• Problem description:
Give back the records below exactly, every one, with no pictures.

• Source material:
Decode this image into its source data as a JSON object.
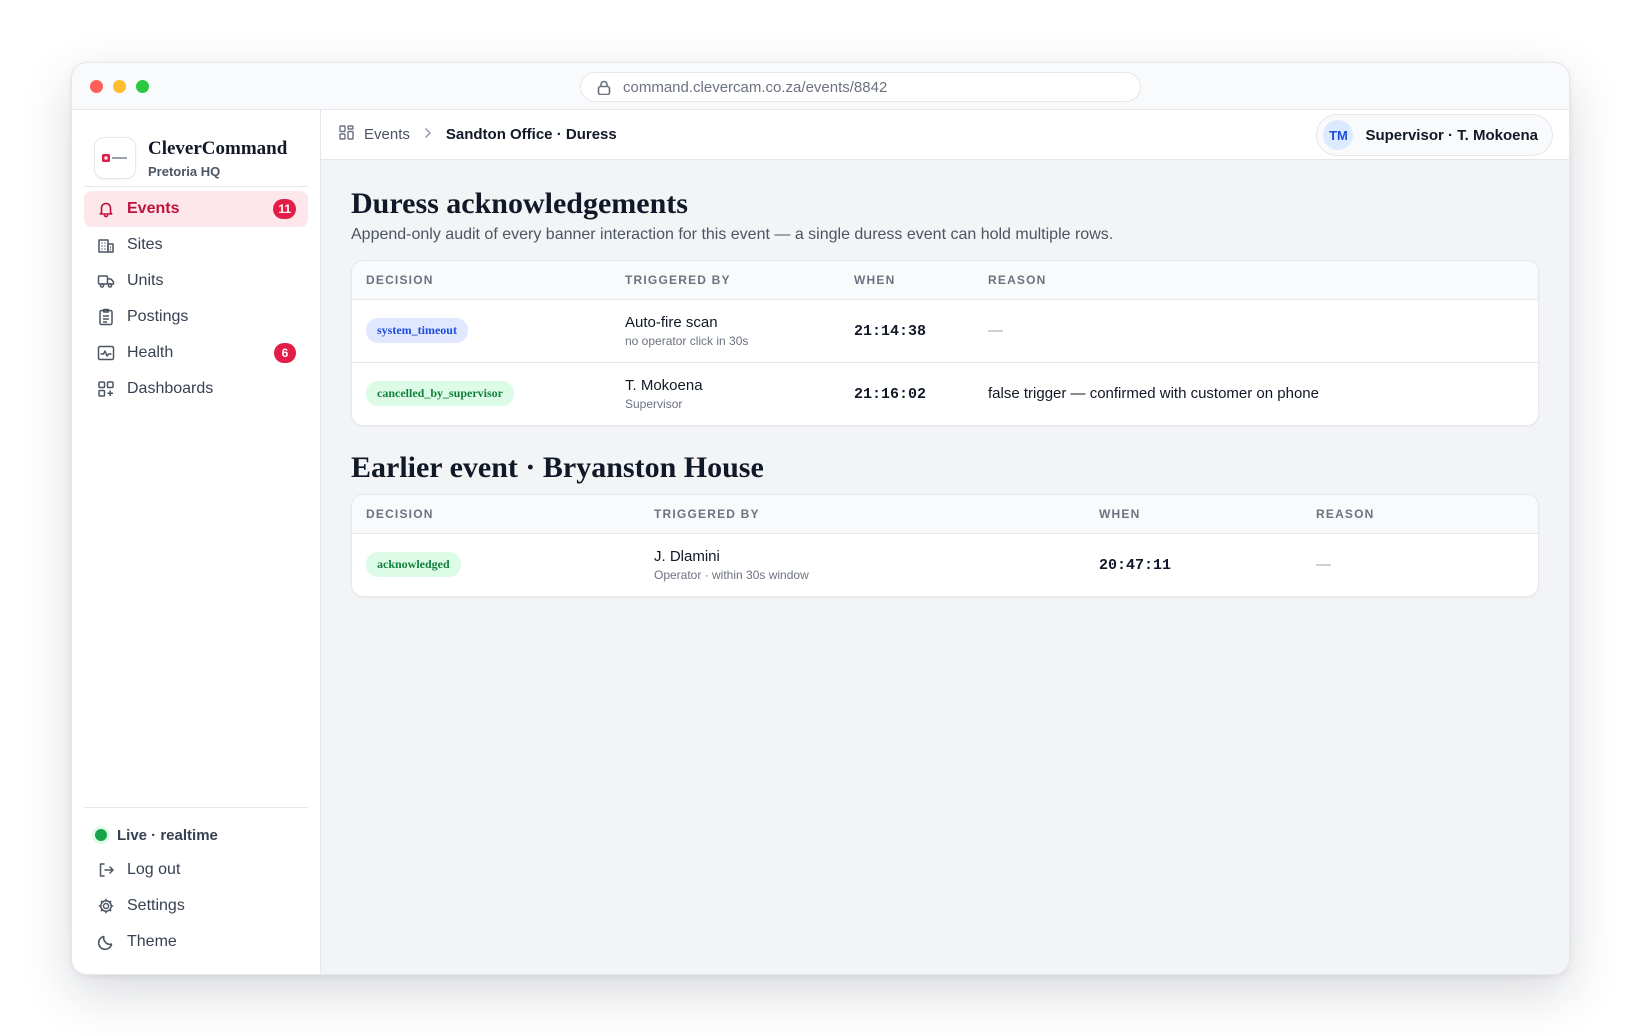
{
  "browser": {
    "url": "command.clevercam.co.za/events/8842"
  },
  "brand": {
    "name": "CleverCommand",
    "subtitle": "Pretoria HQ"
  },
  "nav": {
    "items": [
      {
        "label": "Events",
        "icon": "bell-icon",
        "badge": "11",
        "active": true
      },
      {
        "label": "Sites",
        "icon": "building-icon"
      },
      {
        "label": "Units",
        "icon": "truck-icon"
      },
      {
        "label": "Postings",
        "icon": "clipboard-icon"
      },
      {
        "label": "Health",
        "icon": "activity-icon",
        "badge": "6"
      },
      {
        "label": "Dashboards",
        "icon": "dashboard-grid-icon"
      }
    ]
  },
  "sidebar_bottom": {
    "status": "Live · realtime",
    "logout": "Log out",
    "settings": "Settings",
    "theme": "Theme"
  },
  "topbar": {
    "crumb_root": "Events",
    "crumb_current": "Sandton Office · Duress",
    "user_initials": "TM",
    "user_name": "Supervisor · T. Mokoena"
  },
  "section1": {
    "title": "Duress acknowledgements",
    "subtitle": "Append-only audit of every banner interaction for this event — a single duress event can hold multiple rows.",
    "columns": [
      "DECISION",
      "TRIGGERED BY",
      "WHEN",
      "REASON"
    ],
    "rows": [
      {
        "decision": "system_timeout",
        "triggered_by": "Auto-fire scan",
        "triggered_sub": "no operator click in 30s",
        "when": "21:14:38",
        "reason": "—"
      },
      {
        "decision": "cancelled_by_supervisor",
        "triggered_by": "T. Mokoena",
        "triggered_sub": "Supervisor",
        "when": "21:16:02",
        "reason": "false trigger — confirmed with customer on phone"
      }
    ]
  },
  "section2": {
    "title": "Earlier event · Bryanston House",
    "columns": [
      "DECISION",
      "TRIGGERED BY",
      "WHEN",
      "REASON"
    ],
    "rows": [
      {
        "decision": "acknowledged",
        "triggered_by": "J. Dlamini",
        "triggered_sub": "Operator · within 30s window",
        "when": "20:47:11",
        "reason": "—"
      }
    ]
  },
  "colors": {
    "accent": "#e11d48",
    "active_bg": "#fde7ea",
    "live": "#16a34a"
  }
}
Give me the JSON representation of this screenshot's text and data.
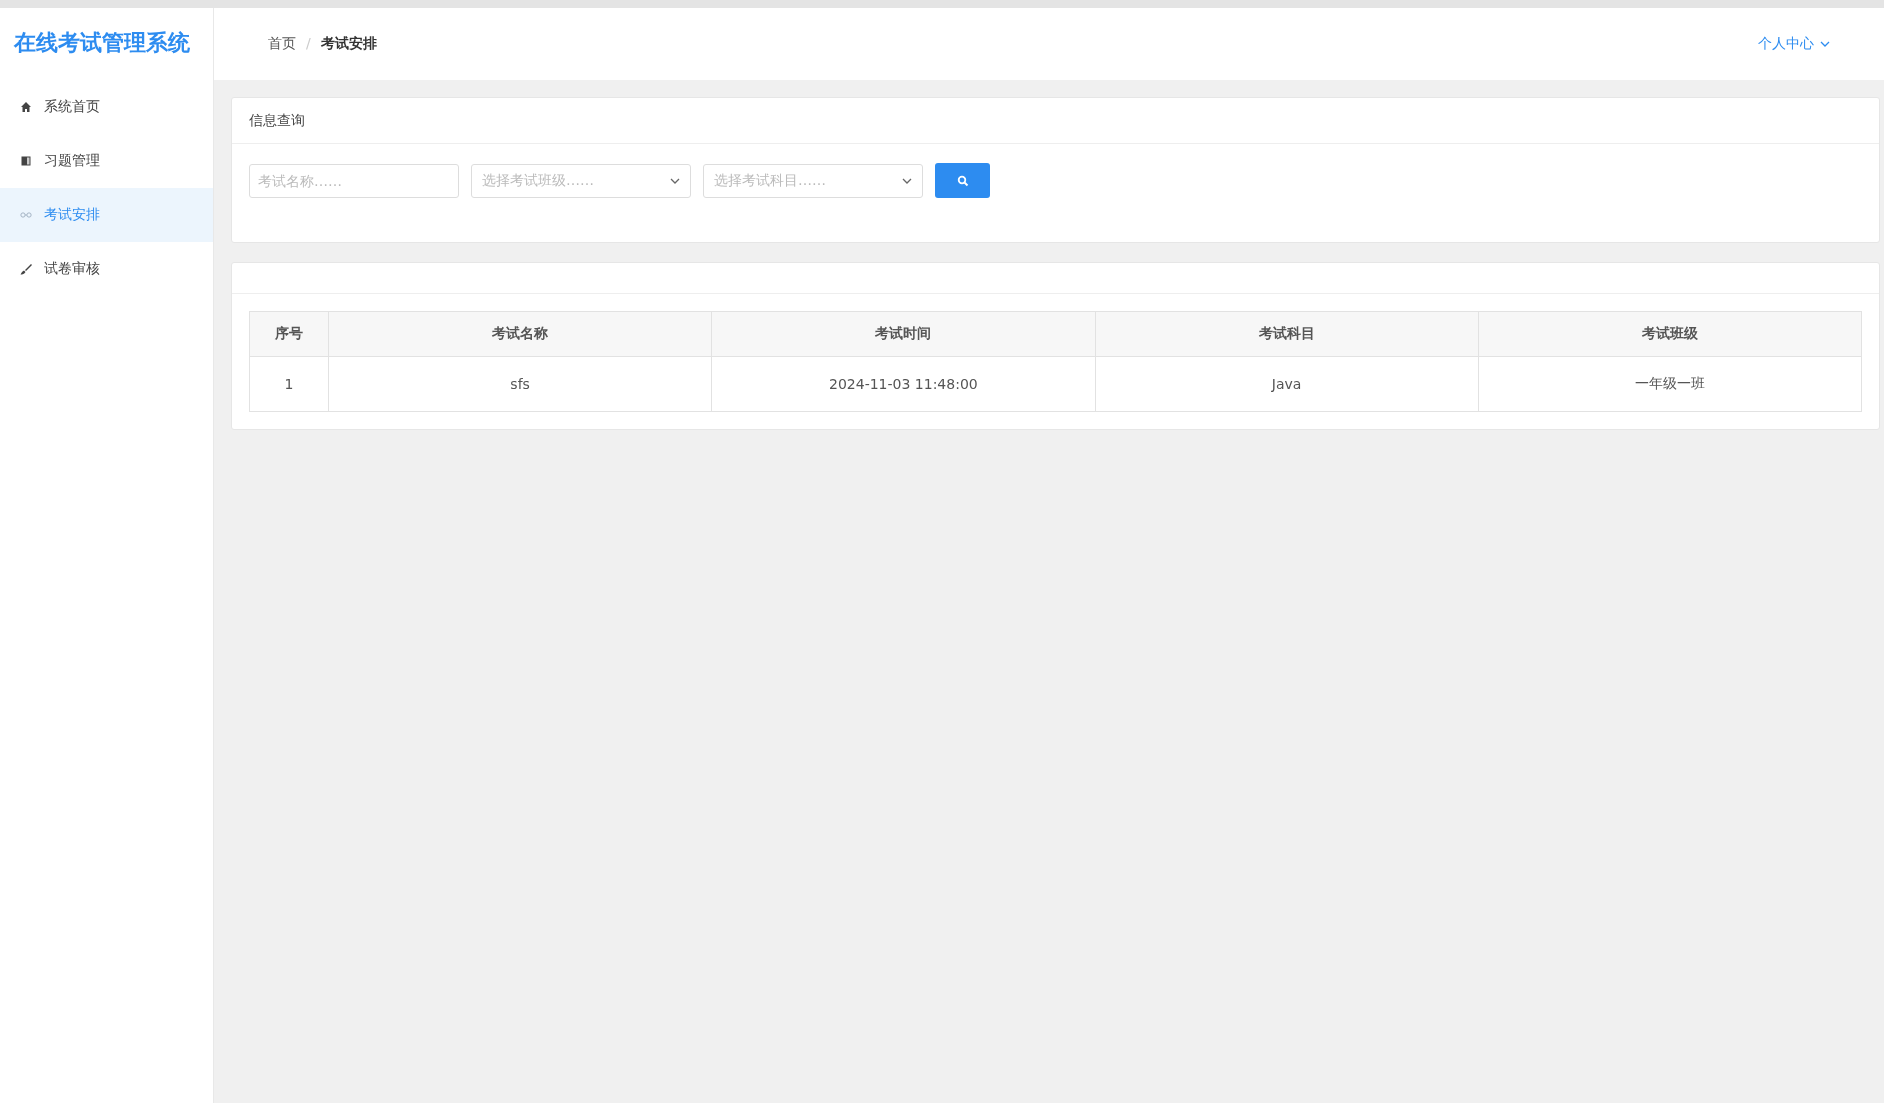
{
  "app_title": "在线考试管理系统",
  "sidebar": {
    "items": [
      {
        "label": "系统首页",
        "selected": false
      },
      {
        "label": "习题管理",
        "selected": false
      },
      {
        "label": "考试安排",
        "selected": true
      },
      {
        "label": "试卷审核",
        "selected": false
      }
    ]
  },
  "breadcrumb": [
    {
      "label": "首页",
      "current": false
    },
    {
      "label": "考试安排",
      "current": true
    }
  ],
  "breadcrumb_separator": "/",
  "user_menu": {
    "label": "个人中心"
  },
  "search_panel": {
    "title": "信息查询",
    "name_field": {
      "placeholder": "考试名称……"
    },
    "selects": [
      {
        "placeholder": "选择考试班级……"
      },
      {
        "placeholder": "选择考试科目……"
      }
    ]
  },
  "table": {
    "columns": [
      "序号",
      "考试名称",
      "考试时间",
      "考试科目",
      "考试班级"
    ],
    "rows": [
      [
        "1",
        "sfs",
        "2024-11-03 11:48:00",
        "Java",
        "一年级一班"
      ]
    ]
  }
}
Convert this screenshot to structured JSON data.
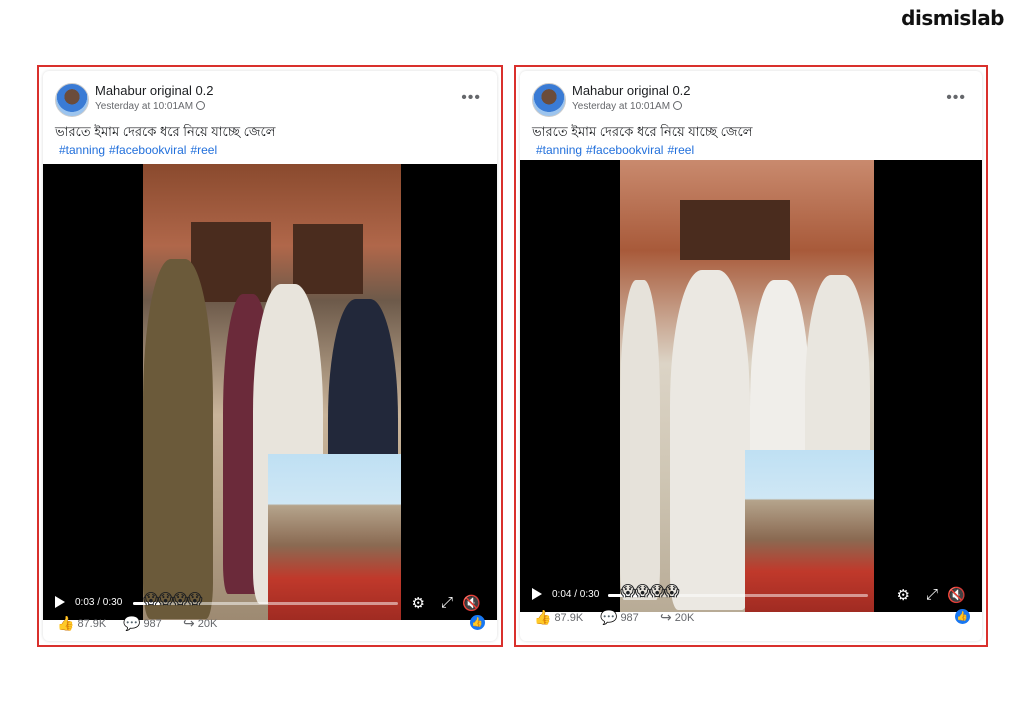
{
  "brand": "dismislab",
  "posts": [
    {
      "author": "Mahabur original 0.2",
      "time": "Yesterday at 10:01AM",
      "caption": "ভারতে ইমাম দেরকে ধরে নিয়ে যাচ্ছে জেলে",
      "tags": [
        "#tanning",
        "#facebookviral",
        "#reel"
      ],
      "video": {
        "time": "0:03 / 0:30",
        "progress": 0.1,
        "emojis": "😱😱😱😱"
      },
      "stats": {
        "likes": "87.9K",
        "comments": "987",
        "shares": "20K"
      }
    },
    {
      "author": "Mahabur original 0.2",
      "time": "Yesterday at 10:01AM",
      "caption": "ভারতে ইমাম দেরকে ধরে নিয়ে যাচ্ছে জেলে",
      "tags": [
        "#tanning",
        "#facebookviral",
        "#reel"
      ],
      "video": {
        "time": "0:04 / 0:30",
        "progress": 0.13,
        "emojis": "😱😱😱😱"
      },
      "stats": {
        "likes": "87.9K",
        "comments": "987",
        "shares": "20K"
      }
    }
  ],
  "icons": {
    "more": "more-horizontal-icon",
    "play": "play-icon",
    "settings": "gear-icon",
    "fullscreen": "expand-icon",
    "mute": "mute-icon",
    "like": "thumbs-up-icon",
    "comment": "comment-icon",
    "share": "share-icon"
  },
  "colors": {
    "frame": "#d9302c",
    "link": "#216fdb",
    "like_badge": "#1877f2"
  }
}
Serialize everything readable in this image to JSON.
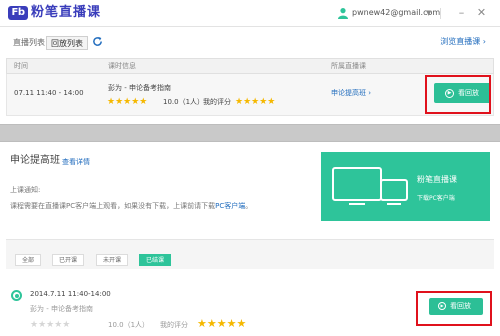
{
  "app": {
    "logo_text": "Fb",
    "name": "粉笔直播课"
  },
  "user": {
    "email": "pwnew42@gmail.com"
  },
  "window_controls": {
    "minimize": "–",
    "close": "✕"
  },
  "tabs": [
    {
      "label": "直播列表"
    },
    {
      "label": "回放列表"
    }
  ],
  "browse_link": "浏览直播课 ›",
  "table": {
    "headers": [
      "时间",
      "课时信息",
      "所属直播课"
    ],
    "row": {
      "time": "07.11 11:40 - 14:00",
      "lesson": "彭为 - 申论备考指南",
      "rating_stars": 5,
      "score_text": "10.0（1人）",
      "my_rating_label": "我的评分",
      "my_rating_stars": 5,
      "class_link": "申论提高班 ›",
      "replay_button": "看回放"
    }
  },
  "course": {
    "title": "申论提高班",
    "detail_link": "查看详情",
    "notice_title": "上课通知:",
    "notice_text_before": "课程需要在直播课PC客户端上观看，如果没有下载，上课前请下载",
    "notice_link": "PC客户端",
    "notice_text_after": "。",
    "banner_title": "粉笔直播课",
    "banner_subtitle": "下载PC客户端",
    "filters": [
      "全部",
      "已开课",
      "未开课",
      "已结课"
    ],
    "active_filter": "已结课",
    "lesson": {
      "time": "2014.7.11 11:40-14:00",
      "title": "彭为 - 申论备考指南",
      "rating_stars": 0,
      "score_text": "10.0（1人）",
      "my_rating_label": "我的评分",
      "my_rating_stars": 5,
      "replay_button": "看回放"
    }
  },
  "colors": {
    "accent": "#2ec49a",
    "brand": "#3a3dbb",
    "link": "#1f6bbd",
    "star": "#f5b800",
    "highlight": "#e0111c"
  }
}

• Result for this task:
Decode this image into its source data as a JSON object.
{
  "browser": {
    "url": "command.clevercam.co.za/events/8842"
  },
  "brand": {
    "name": "CleverCommand",
    "subtitle": "Pretoria HQ"
  },
  "nav": {
    "items": [
      {
        "label": "Events",
        "icon": "bell-icon",
        "badge": "11",
        "active": true
      },
      {
        "label": "Sites",
        "icon": "building-icon"
      },
      {
        "label": "Units",
        "icon": "truck-icon"
      },
      {
        "label": "Postings",
        "icon": "clipboard-icon"
      },
      {
        "label": "Health",
        "icon": "activity-icon",
        "badge": "6"
      },
      {
        "label": "Dashboards",
        "icon": "dashboard-grid-icon"
      }
    ]
  },
  "sidebar_bottom": {
    "status": "Live · realtime",
    "logout": "Log out",
    "settings": "Settings",
    "theme": "Theme"
  },
  "topbar": {
    "crumb_root": "Events",
    "crumb_current": "Sandton Office · Duress",
    "user_initials": "TM",
    "user_name": "Supervisor · T. Mokoena"
  },
  "section1": {
    "title": "Duress acknowledgements",
    "subtitle": "Append-only audit of every banner interaction for this event — a single duress event can hold multiple rows.",
    "columns": [
      "DECISION",
      "TRIGGERED BY",
      "WHEN",
      "REASON"
    ],
    "rows": [
      {
        "decision": "system_timeout",
        "triggered_by": "Auto-fire scan",
        "triggered_sub": "no operator click in 30s",
        "when": "21:14:38",
        "reason": "—"
      },
      {
        "decision": "cancelled_by_supervisor",
        "triggered_by": "T. Mokoena",
        "triggered_sub": "Supervisor",
        "when": "21:16:02",
        "reason": "false trigger — confirmed with customer on phone"
      }
    ]
  },
  "section2": {
    "title": "Earlier event · Bryanston House",
    "columns": [
      "DECISION",
      "TRIGGERED BY",
      "WHEN",
      "REASON"
    ],
    "rows": [
      {
        "decision": "acknowledged",
        "triggered_by": "J. Dlamini",
        "triggered_sub": "Operator · within 30s window",
        "when": "20:47:11",
        "reason": "—"
      }
    ]
  },
  "colors": {
    "accent": "#e11d48",
    "active_bg": "#fde7ea",
    "live": "#16a34a"
  }
}
Give me the JSON representation of this screenshot's text and data.
{
  "app_title": "在线考试管理系统",
  "sidebar": {
    "items": [
      {
        "label": "系统首页",
        "selected": false
      },
      {
        "label": "习题管理",
        "selected": false
      },
      {
        "label": "考试安排",
        "selected": true
      },
      {
        "label": "试卷审核",
        "selected": false
      }
    ]
  },
  "breadcrumb": [
    {
      "label": "首页",
      "current": false
    },
    {
      "label": "考试安排",
      "current": true
    }
  ],
  "breadcrumb_separator": "/",
  "user_menu": {
    "label": "个人中心"
  },
  "search_panel": {
    "title": "信息查询",
    "name_field": {
      "placeholder": "考试名称……"
    },
    "selects": [
      {
        "placeholder": "选择考试班级……"
      },
      {
        "placeholder": "选择考试科目……"
      }
    ]
  },
  "table": {
    "columns": [
      "序号",
      "考试名称",
      "考试时间",
      "考试科目",
      "考试班级"
    ],
    "rows": [
      [
        "1",
        "sfs",
        "2024-11-03 11:48:00",
        "Java",
        "一年级一班"
      ]
    ]
  }
}
Convert this screenshot to structured JSON data.
{
  "brand": "dismislab",
  "posts": [
    {
      "author": "Mahabur original 0.2",
      "time": "Yesterday at 10:01AM",
      "caption": "ভারতে ইমাম দেরকে ধরে নিয়ে যাচ্ছে জেলে",
      "tags": [
        "#tanning",
        "#facebookviral",
        "#reel"
      ],
      "video": {
        "time": "0:03 / 0:30",
        "progress": 0.1,
        "emojis": "😱😱😱😱"
      },
      "stats": {
        "likes": "87.9K",
        "comments": "987",
        "shares": "20K"
      }
    },
    {
      "author": "Mahabur original 0.2",
      "time": "Yesterday at 10:01AM",
      "caption": "ভারতে ইমাম দেরকে ধরে নিয়ে যাচ্ছে জেলে",
      "tags": [
        "#tanning",
        "#facebookviral",
        "#reel"
      ],
      "video": {
        "time": "0:04 / 0:30",
        "progress": 0.13,
        "emojis": "😱😱😱😱"
      },
      "stats": {
        "likes": "87.9K",
        "comments": "987",
        "shares": "20K"
      }
    }
  ],
  "icons": {
    "more": "more-horizontal-icon",
    "play": "play-icon",
    "settings": "gear-icon",
    "fullscreen": "expand-icon",
    "mute": "mute-icon",
    "like": "thumbs-up-icon",
    "comment": "comment-icon",
    "share": "share-icon"
  },
  "colors": {
    "frame": "#d9302c",
    "link": "#216fdb",
    "like_badge": "#1877f2"
  }
}
Serialize everything readable in this image to JSON.
{
  "app": {
    "logo_text": "Fb",
    "name": "粉笔直播课"
  },
  "user": {
    "email": "pwnew42@gmail.com"
  },
  "window_controls": {
    "minimize": "–",
    "close": "✕"
  },
  "tabs": [
    {
      "label": "直播列表"
    },
    {
      "label": "回放列表"
    }
  ],
  "browse_link": "浏览直播课 ›",
  "table": {
    "headers": [
      "时间",
      "课时信息",
      "所属直播课"
    ],
    "row": {
      "time": "07.11 11:40 - 14:00",
      "lesson": "彭为 - 申论备考指南",
      "rating_stars": 5,
      "score_text": "10.0（1人）",
      "my_rating_label": "我的评分",
      "my_rating_stars": 5,
      "class_link": "申论提高班 ›",
      "replay_button": "看回放"
    }
  },
  "course": {
    "title": "申论提高班",
    "detail_link": "查看详情",
    "notice_title": "上课通知:",
    "notice_text_before": "课程需要在直播课PC客户端上观看，如果没有下载，上课前请下载",
    "notice_link": "PC客户端",
    "notice_text_after": "。",
    "banner_title": "粉笔直播课",
    "banner_subtitle": "下载PC客户端",
    "filters": [
      "全部",
      "已开课",
      "未开课",
      "已结课"
    ],
    "active_filter": "已结课",
    "lesson": {
      "time": "2014.7.11 11:40-14:00",
      "title": "彭为 - 申论备考指南",
      "rating_stars": 0,
      "score_text": "10.0（1人）",
      "my_rating_label": "我的评分",
      "my_rating_stars": 5,
      "replay_button": "看回放"
    }
  },
  "colors": {
    "accent": "#2ec49a",
    "brand": "#3a3dbb",
    "link": "#1f6bbd",
    "star": "#f5b800",
    "highlight": "#e0111c"
  }
}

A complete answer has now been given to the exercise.